• **Your goal**
Your answer must be an exact copy of the lines from the one containing "What's the underlying" through the last line of the records below, with no pictures; please include nothing else.
== Records provided ==
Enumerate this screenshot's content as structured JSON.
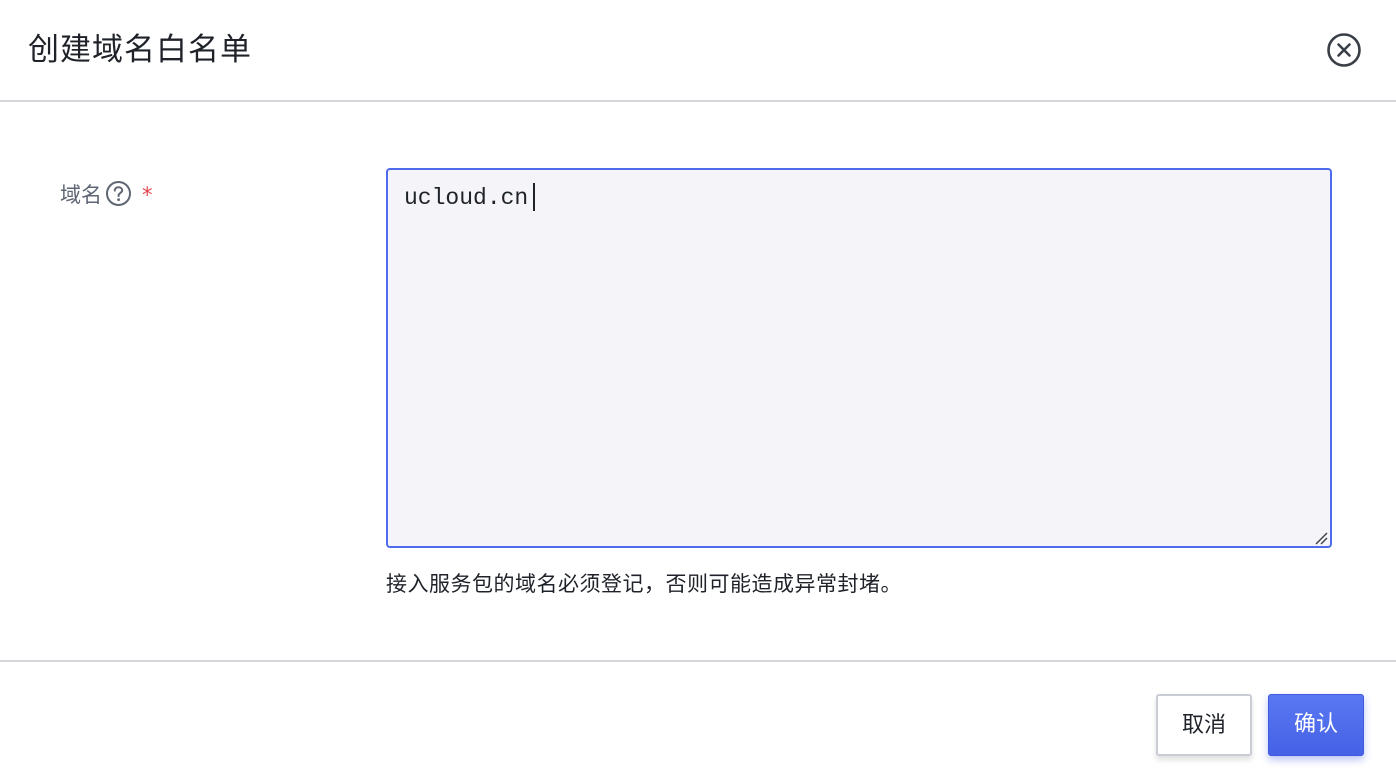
{
  "dialog": {
    "title": "创建域名白名单",
    "close_icon": "close-circle-icon"
  },
  "form": {
    "domain_field": {
      "label": "域名",
      "help_icon": "question-circle-icon",
      "required_mark": "*",
      "value": "ucloud.cn",
      "hint": "接入服务包的域名必须登记，否则可能造成异常封堵。"
    }
  },
  "footer": {
    "cancel_label": "取消",
    "confirm_label": "确认"
  },
  "colors": {
    "accent": "#4f6bed",
    "required": "#e5484d",
    "input_bg": "#f5f5f9"
  }
}
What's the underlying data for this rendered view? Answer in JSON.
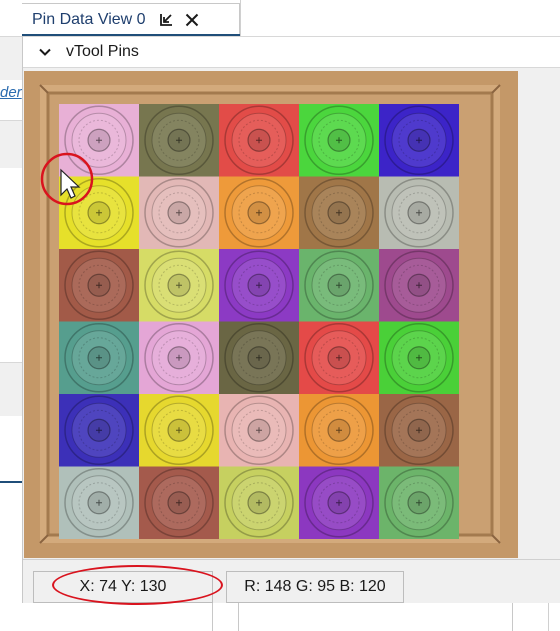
{
  "tab": {
    "title": "Pin Data View 0",
    "icons": [
      "undock-icon",
      "close-icon"
    ]
  },
  "background_app": {
    "link_fragment": "der"
  },
  "section": {
    "title": "vTool Pins",
    "chevron": "chevron-down-icon"
  },
  "image_view": {
    "content": "box of batteries (5 columns x 6 rows) with colored pin overlays",
    "pin_colors_by_row": [
      [
        "#e8b0d6",
        "#77764f",
        "#e24c48",
        "#4bd63d",
        "#3c24c8"
      ],
      [
        "#e6e02a",
        "#e2b8b6",
        "#ee9a3a",
        "#a07648",
        "#b8bcb2"
      ],
      [
        "#a25a48",
        "#d6dc66",
        "#8c3ac4",
        "#6ab46c",
        "#9e4a8e"
      ],
      [
        "#569e8e",
        "#e4a6d6",
        "#6a6644",
        "#e44a48",
        "#4ad038"
      ],
      [
        "#3c30b8",
        "#e6d82e",
        "#e8b4b2",
        "#ec9634",
        "#9a6646"
      ],
      [
        "#b0c0ba",
        "#a45a4c",
        "#c6d060",
        "#8c38c0",
        "#6cb46a"
      ]
    ],
    "cursor": "pointer-cursor-icon",
    "highlight": "red-circle-annotation"
  },
  "status_bar": {
    "coordinates": "X: 74 Y: 130",
    "rgb": "R: 148 G: 95 B: 120"
  },
  "colors": {
    "accent": "#1f4e79",
    "annotation_red": "#d9131e",
    "panel_bg": "#f0f0f0",
    "cardboard": "#c89a6b"
  }
}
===
• **Response below**
What's the underlying data for this rendered view? Answer in JSON.
{
  "tab": {
    "title": "Pin Data View 0",
    "icons": [
      "undock-icon",
      "close-icon"
    ]
  },
  "background_app": {
    "link_fragment": "der"
  },
  "section": {
    "title": "vTool Pins",
    "chevron": "chevron-down-icon"
  },
  "image_view": {
    "content": "box of batteries (5 columns x 6 rows) with colored pin overlays",
    "pin_colors_by_row": [
      [
        "#e8b0d6",
        "#77764f",
        "#e24c48",
        "#4bd63d",
        "#3c24c8"
      ],
      [
        "#e6e02a",
        "#e2b8b6",
        "#ee9a3a",
        "#a07648",
        "#b8bcb2"
      ],
      [
        "#a25a48",
        "#d6dc66",
        "#8c3ac4",
        "#6ab46c",
        "#9e4a8e"
      ],
      [
        "#569e8e",
        "#e4a6d6",
        "#6a6644",
        "#e44a48",
        "#4ad038"
      ],
      [
        "#3c30b8",
        "#e6d82e",
        "#e8b4b2",
        "#ec9634",
        "#9a6646"
      ],
      [
        "#b0c0ba",
        "#a45a4c",
        "#c6d060",
        "#8c38c0",
        "#6cb46a"
      ]
    ],
    "cursor": "pointer-cursor-icon",
    "highlight": "red-circle-annotation"
  },
  "status_bar": {
    "coordinates": "X: 74 Y: 130",
    "rgb": "R: 148 G: 95 B: 120"
  },
  "colors": {
    "accent": "#1f4e79",
    "annotation_red": "#d9131e",
    "panel_bg": "#f0f0f0",
    "cardboard": "#c89a6b"
  }
}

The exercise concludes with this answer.